Lutenist, conductor, guitarist, and theorbist Vincent Dumestre has revived many little-known works of the French Baroque period. He is the founder and artistic director of the ensemble Le Poème Harmonique.
Dumestre was born on May 5, 1968, in Saint-Germain-en-Laye in the western suburbs of Paris. He divided his university education between guitar studies at the École Normale de Musique de Paris and art history courses at the École du Louvre. After completing these programs, he became committed to early music and undertook courses in lute, theorbo, and Baroque guitar, studying at the Conservatoire de Toulouse with Rolf Lislevand and also working with Eugène Ferré and Hopkinson Smith. In 1998, he founded Le Poème Harmonique, of which he remains leader and artistic director. Often, with Dumestre himself as part of the continuo group, the ensemble mounted productions of such little-known works as Lully's Cadmus et Hermione and Cavalli's L'Egisto. Dumestre's varied talents on stringed instruments have put him in demand among other historically oriented Baroque ensembles, including Le Concert des Nations, the Ricercar Consort, and La Simphonie du Marais.
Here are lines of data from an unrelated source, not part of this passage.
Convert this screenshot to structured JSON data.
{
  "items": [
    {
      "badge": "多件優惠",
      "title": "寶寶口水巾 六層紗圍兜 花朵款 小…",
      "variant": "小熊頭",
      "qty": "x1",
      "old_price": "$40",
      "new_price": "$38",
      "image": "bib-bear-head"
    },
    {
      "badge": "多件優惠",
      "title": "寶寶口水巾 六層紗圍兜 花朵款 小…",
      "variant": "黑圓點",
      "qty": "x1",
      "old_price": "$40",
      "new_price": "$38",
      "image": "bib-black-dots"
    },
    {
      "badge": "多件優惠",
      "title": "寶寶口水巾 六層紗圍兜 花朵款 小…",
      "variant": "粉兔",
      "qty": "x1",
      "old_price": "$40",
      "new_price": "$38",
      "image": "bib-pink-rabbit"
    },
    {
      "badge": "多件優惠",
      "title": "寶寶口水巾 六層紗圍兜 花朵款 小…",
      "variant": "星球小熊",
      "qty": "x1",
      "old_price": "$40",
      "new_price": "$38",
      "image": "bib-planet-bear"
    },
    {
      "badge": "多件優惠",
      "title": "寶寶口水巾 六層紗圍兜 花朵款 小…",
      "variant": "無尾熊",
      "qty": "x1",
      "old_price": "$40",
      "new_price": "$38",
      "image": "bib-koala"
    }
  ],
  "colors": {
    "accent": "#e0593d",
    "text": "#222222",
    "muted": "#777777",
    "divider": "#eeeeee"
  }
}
As leader of Le Poème Harmonique, Dumestre has issued more than 20 albums on the Alpha label, including not only French and Italian Baroque music but also a collaboration with contemporary accordion and bandoneón player Daniel Brel, Quatre chemins de mélancolie. Dumestre has also led performances and several recordings of French Baroque choral music, including a recording of Te Deum settings by Lully and Marc-Antoine Charpentier (2014), the Miserere of Louis-Nicolas Clérambault and Couperin's Leçons des Ténèbres (2015), and Pergolesi's Stabat Mater along with other Marian works from Naples (2015). In 2021, Dumestre and Le Poème Harmonique, under the auspices of Versailles castle, issued a recording of Lully's Cadmus et Hermione. His recordings have won major prizes, including the Diapason d'Or and the Choc du Monde de la Musique. Dumestre was named Chevaliers des Arts et des Lettres by the government of France in 2004.